In the book Methods of Contemporary Gauge Theory by Yuri Makeenko, the loop equation in the large-$N$ limit is given by

$$\partial^x_\mu \frac{\delta}{\delta \sigma_{\mu \nu}} W(C) = \lambda \oint_C dy_\nu \; \delta^{(d)}(x-y)W(C_{yx})W(C_{xy}). \tag{12.59}$$

Equation (12.59) in the book, page 264. Where $\frac{\delta}{\delta \sigma_{\mu \nu}}$ is the area derivative and $W(C)$ is the expectation value of a closed wilson loop.

I am trying to understand this equation by evaluating an explicit example, but I couldn't find any case that I was able to evaluate (mostly because I don't understand the equation and how to apply the definitions, like the area derivative to the Wilson loop, the book doesn't have a particular case explaining these things).

For example, if we consider a circular Wilson loop with radius $R$ and expectation value given by $e^{R^2}$. I would like to know how do I take the area derivative of this and what $W(C_{xy})W(C_{yx})$ would correspond to in this case. Or maybe other example that could help me understand those abstract concepts.

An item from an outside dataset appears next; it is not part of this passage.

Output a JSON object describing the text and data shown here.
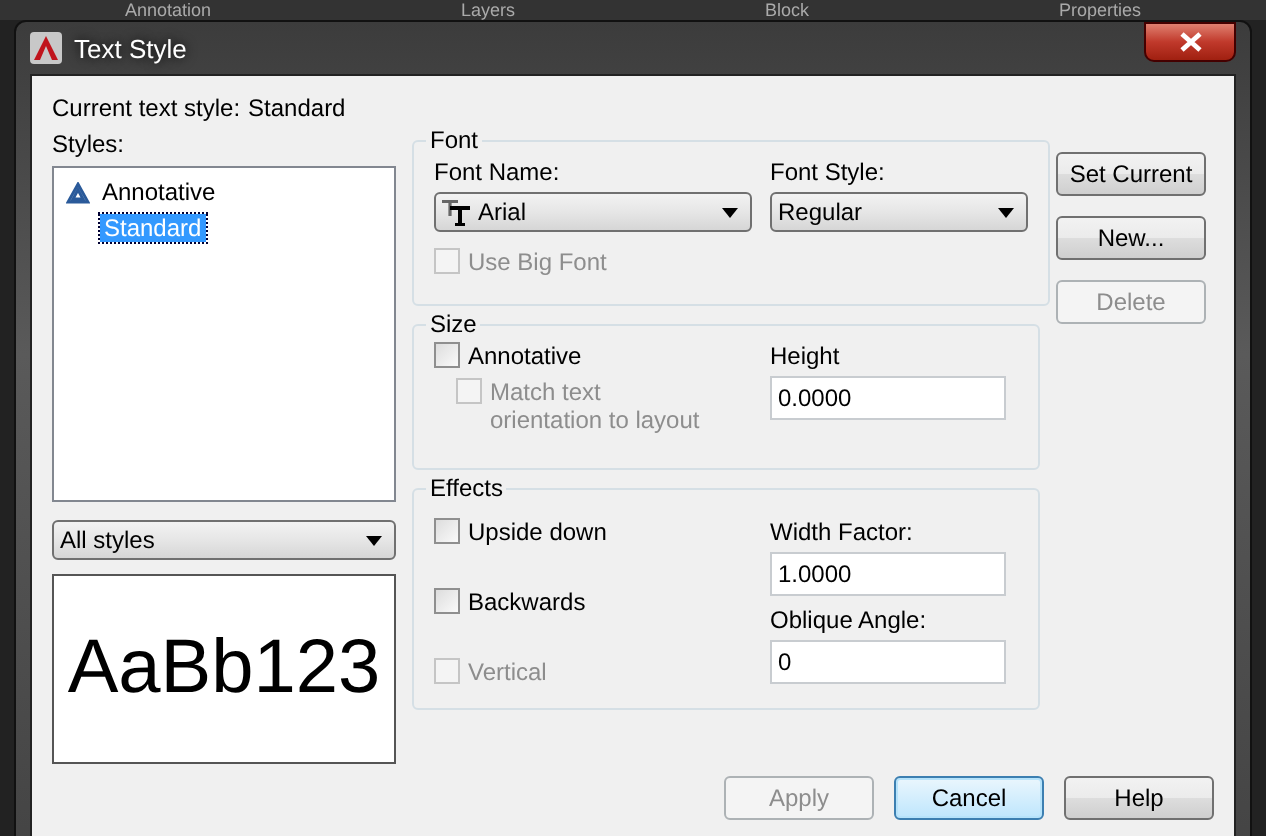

  • 1
    $\begingroup$ The first thing to do with such a formula is always to unpack the definitions. What definition does the book give for the "area derivative"? What difficulty do you have in applying it? $\endgroup$ – ACuriousMind May 23 at 10:54
  • $\begingroup$ The definition of the area derivative is in equation 12.40, for example. $\endgroup$ – Slayer147 May 23 at 14:56
  • $\begingroup$ The natural setting to study this is the strong coupling limit of lattice gauge theory, see for example, D. Friedan, “Some Nonabelian Toy Models in the Large N Limit,” Commun. Math. Phys. 78, 353 (1981). $\endgroup$ – Thomas Jun 11 at 15:27

Your Answer

By clicking “Post Your Answer”, you agree to our terms of service, privacy policy and cookie policy

Browse other questions tagged or ask your own question.